Work item => Print the listing below in full. Alter nothing.

Available data =>
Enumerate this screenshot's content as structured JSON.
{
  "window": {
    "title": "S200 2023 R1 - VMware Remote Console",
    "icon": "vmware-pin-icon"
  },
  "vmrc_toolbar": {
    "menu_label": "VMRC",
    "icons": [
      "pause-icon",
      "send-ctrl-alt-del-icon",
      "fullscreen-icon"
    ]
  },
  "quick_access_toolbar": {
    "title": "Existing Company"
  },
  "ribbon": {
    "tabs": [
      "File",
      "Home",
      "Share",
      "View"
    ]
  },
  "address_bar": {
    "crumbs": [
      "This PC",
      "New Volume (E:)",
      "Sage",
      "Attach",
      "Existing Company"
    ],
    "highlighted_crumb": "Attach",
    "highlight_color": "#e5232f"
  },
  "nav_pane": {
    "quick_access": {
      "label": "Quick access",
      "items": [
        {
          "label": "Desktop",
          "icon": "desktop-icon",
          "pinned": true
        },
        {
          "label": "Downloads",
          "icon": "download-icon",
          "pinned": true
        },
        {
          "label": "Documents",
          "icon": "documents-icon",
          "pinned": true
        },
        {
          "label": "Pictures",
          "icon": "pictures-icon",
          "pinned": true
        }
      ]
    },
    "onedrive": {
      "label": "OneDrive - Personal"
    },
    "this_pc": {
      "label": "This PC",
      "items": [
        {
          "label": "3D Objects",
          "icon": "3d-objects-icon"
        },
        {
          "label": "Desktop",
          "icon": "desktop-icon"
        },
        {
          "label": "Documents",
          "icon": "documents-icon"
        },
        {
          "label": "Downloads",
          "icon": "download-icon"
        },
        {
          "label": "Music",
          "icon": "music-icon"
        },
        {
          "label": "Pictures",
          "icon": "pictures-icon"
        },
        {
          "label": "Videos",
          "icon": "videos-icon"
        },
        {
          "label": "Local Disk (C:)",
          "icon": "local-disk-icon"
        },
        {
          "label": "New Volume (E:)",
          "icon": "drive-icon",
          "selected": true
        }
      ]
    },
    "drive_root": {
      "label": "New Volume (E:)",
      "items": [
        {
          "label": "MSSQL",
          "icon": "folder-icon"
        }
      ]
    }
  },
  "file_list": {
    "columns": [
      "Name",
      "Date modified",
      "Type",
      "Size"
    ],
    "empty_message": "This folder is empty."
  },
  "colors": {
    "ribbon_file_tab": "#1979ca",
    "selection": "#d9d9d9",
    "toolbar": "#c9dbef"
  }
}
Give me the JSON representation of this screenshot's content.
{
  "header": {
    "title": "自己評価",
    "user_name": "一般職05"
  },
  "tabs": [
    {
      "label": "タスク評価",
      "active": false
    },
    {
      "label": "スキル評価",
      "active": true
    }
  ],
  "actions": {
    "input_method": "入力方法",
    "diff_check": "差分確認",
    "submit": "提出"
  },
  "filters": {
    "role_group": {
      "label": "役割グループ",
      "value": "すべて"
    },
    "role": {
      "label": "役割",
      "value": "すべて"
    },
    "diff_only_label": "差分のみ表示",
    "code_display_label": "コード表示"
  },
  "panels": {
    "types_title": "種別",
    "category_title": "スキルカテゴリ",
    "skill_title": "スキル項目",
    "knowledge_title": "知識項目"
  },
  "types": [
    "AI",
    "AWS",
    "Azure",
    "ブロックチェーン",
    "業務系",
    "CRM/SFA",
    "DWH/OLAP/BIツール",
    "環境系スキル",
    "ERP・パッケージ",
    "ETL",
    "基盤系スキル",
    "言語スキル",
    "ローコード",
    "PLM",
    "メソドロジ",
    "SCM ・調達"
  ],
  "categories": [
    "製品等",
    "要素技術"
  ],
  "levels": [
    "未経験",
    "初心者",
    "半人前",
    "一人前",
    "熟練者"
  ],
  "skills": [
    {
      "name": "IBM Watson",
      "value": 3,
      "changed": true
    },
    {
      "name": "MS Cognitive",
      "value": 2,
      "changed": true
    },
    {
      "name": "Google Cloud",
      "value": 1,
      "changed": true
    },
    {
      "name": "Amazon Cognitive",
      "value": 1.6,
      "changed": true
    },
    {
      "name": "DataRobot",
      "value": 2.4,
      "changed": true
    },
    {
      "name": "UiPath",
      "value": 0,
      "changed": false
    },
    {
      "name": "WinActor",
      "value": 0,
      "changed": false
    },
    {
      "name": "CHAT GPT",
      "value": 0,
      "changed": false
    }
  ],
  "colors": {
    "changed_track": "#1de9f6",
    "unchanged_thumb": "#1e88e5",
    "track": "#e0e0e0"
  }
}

Solution below =>
Enumerate this screenshot's content as structured JSON.
{
  "window": {
    "title": "S200 2023 R1 - VMware Remote Console",
    "icon": "vmware-pin-icon"
  },
  "vmrc_toolbar": {
    "menu_label": "VMRC",
    "icons": [
      "pause-icon",
      "send-ctrl-alt-del-icon",
      "fullscreen-icon"
    ]
  },
  "quick_access_toolbar": {
    "title": "Existing Company"
  },
  "ribbon": {
    "tabs": [
      "File",
      "Home",
      "Share",
      "View"
    ]
  },
  "address_bar": {
    "crumbs": [
      "This PC",
      "New Volume (E:)",
      "Sage",
      "Attach",
      "Existing Company"
    ],
    "highlighted_crumb": "Attach",
    "highlight_color": "#e5232f"
  },
  "nav_pane": {
    "quick_access": {
      "label": "Quick access",
      "items": [
        {
          "label": "Desktop",
          "icon": "desktop-icon",
          "pinned": true
        },
        {
          "label": "Downloads",
          "icon": "download-icon",
          "pinned": true
        },
        {
          "label": "Documents",
          "icon": "documents-icon",
          "pinned": true
        },
        {
          "label": "Pictures",
          "icon": "pictures-icon",
          "pinned": true
        }
      ]
    },
    "onedrive": {
      "label": "OneDrive - Personal"
    },
    "this_pc": {
      "label": "This PC",
      "items": [
        {
          "label": "3D Objects",
          "icon": "3d-objects-icon"
        },
        {
          "label": "Desktop",
          "icon": "desktop-icon"
        },
        {
          "label": "Documents",
          "icon": "documents-icon"
        },
        {
          "label": "Downloads",
          "icon": "download-icon"
        },
        {
          "label": "Music",
          "icon": "music-icon"
        },
        {
          "label": "Pictures",
          "icon": "pictures-icon"
        },
        {
          "label": "Videos",
          "icon": "videos-icon"
        },
        {
          "label": "Local Disk (C:)",
          "icon": "local-disk-icon"
        },
        {
          "label": "New Volume (E:)",
          "icon": "drive-icon",
          "selected": true
        }
      ]
    },
    "drive_root": {
      "label": "New Volume (E:)",
      "items": [
        {
          "label": "MSSQL",
          "icon": "folder-icon"
        }
      ]
    }
  },
  "file_list": {
    "columns": [
      "Name",
      "Date modified",
      "Type",
      "Size"
    ],
    "empty_message": "This folder is empty."
  },
  "colors": {
    "ribbon_file_tab": "#1979ca",
    "selection": "#d9d9d9",
    "toolbar": "#c9dbef"
  }
}
Give me the JSON representation of this screenshot's content.
{
  "header": {
    "title": "自己評価",
    "user_name": "一般職05"
  },
  "tabs": [
    {
      "label": "タスク評価",
      "active": false
    },
    {
      "label": "スキル評価",
      "active": true
    }
  ],
  "actions": {
    "input_method": "入力方法",
    "diff_check": "差分確認",
    "submit": "提出"
  },
  "filters": {
    "role_group": {
      "label": "役割グループ",
      "value": "すべて"
    },
    "role": {
      "label": "役割",
      "value": "すべて"
    },
    "diff_only_label": "差分のみ表示",
    "code_display_label": "コード表示"
  },
  "panels": {
    "types_title": "種別",
    "category_title": "スキルカテゴリ",
    "skill_title": "スキル項目",
    "knowledge_title": "知識項目"
  },
  "types": [
    "AI",
    "AWS",
    "Azure",
    "ブロックチェーン",
    "業務系",
    "CRM/SFA",
    "DWH/OLAP/BIツール",
    "環境系スキル",
    "ERP・パッケージ",
    "ETL",
    "基盤系スキル",
    "言語スキル",
    "ローコード",
    "PLM",
    "メソドロジ",
    "SCM ・調達"
  ],
  "categories": [
    "製品等",
    "要素技術"
  ],
  "levels": [
    "未経験",
    "初心者",
    "半人前",
    "一人前",
    "熟練者"
  ],
  "skills": [
    {
      "name": "IBM Watson",
      "value": 3,
      "changed": true
    },
    {
      "name": "MS Cognitive",
      "value": 2,
      "changed": true
    },
    {
      "name": "Google Cloud",
      "value": 1,
      "changed": true
    },
    {
      "name": "Amazon Cognitive",
      "value": 1.6,
      "changed": true
    },
    {
      "name": "DataRobot",
      "value": 2.4,
      "changed": true
    },
    {
      "name": "UiPath",
      "value": 0,
      "changed": false
    },
    {
      "name": "WinActor",
      "value": 0,
      "changed": false
    },
    {
      "name": "CHAT GPT",
      "value": 0,
      "changed": false
    }
  ],
  "colors": {
    "changed_track": "#1de9f6",
    "unchanged_thumb": "#1e88e5",
    "track": "#e0e0e0"
  }
}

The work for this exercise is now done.